═══ PROVIDED INFORMATION

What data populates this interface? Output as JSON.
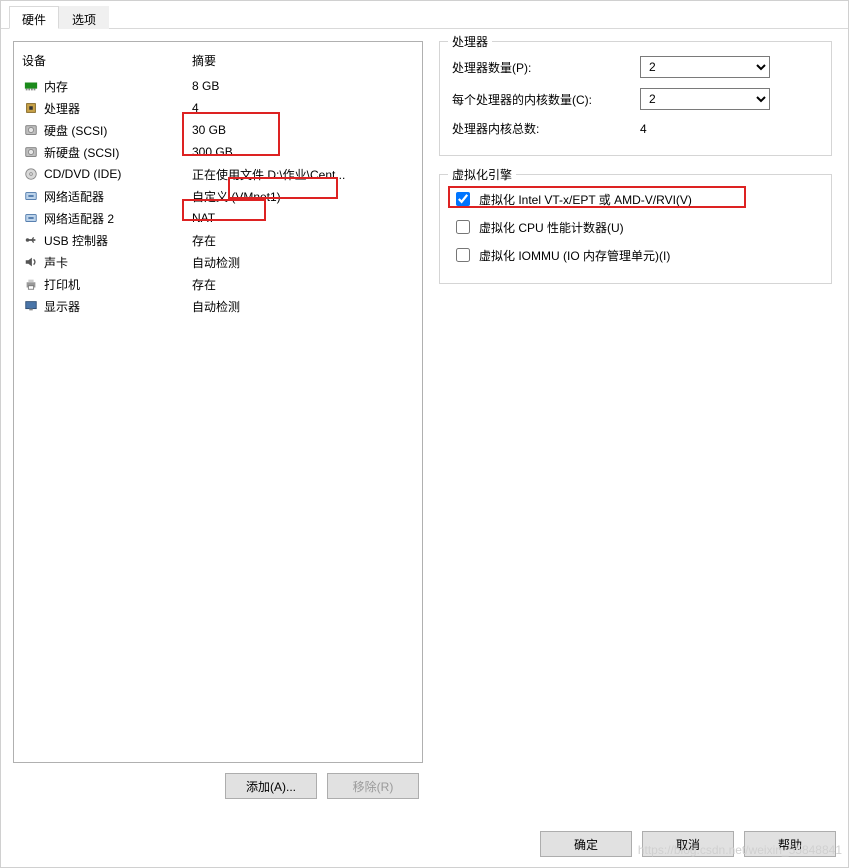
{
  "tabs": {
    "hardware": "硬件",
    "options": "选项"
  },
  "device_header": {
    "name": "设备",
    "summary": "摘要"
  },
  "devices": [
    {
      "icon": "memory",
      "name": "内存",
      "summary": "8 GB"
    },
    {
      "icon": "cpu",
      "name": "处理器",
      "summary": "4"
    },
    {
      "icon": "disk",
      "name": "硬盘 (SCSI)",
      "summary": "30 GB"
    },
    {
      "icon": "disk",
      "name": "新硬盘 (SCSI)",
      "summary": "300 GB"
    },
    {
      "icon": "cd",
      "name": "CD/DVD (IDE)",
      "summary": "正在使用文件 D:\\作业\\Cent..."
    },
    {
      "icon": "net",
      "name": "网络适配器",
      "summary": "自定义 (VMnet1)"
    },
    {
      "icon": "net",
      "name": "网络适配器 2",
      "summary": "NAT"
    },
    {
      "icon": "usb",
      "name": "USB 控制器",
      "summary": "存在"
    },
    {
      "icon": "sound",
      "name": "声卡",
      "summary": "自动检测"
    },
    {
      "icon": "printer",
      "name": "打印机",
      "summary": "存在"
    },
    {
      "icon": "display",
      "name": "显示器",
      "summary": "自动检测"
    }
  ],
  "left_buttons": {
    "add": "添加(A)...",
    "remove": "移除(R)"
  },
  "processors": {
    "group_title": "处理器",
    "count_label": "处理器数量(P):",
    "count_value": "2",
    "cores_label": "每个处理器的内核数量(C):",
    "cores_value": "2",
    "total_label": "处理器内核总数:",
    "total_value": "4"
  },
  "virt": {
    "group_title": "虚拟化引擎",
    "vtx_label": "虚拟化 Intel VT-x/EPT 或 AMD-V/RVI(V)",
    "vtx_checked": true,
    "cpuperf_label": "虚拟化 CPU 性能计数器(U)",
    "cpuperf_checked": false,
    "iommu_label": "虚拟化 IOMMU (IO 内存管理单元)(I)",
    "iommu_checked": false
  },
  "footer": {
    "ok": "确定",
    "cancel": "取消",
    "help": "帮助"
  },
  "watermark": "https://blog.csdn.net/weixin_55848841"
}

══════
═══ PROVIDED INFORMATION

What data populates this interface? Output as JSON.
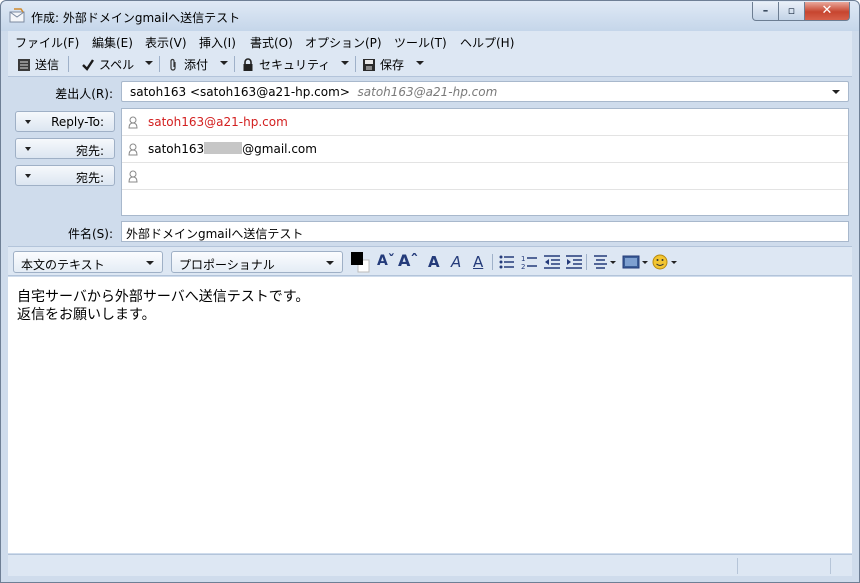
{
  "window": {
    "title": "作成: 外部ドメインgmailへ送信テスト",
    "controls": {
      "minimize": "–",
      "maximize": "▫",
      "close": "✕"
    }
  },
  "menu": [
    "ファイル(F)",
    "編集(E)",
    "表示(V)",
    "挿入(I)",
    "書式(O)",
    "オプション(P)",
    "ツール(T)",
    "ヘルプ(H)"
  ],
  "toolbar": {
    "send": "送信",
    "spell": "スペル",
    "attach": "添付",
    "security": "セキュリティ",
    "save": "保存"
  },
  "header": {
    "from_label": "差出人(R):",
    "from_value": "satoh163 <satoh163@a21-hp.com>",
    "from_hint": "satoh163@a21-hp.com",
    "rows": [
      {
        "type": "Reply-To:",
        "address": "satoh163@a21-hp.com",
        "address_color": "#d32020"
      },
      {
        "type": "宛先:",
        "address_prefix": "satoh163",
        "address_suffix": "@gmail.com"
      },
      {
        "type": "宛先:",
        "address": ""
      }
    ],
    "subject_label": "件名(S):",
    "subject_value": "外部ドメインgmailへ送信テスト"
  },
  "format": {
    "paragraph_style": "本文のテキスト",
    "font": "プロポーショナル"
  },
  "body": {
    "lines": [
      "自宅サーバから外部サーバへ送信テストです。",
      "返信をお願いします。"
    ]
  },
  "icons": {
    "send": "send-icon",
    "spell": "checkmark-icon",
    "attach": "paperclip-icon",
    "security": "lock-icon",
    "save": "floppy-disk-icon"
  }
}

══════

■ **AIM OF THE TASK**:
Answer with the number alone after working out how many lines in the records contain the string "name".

■ **RESULT FOR THIS EXERCISE**:
12